"""

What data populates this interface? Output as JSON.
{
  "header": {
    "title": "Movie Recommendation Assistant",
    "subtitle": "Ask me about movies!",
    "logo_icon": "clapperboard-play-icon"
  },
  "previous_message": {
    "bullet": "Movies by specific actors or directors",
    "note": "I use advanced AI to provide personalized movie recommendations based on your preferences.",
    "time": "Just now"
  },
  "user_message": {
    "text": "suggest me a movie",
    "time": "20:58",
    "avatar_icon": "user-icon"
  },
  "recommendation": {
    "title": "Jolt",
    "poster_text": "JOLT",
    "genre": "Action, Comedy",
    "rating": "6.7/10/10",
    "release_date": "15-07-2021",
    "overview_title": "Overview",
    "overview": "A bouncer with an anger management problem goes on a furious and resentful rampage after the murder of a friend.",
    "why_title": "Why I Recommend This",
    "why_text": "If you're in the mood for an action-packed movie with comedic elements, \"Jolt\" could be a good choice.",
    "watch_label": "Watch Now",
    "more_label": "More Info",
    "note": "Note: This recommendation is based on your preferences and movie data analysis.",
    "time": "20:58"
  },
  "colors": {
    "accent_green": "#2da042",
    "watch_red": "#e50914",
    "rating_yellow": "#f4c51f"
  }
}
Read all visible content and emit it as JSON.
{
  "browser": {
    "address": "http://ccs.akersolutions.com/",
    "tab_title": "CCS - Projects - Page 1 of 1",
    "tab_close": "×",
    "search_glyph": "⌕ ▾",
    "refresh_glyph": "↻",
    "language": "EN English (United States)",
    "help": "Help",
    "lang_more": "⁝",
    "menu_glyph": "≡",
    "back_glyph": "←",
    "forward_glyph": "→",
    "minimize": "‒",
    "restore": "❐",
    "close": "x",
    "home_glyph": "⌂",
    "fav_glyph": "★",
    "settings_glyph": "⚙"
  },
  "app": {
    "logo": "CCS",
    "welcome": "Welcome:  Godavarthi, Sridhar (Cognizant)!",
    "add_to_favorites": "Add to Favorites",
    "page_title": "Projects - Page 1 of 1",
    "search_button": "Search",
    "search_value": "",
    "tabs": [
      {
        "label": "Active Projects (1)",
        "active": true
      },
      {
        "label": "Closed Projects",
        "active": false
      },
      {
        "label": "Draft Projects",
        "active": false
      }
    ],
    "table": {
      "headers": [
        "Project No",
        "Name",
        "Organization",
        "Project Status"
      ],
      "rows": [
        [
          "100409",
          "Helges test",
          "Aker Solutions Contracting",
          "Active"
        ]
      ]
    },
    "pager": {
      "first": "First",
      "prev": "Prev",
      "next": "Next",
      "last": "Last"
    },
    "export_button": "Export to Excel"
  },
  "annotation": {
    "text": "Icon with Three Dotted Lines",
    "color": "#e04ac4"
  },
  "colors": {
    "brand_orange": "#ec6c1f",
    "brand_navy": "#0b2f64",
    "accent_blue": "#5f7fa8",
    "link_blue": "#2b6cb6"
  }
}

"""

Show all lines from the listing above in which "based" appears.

    "note": "I use advanced AI to provide personalized movie recommendations based on your preferences.",
    "note": "Note: This recommendation is based on your preferences and movie data analysis.",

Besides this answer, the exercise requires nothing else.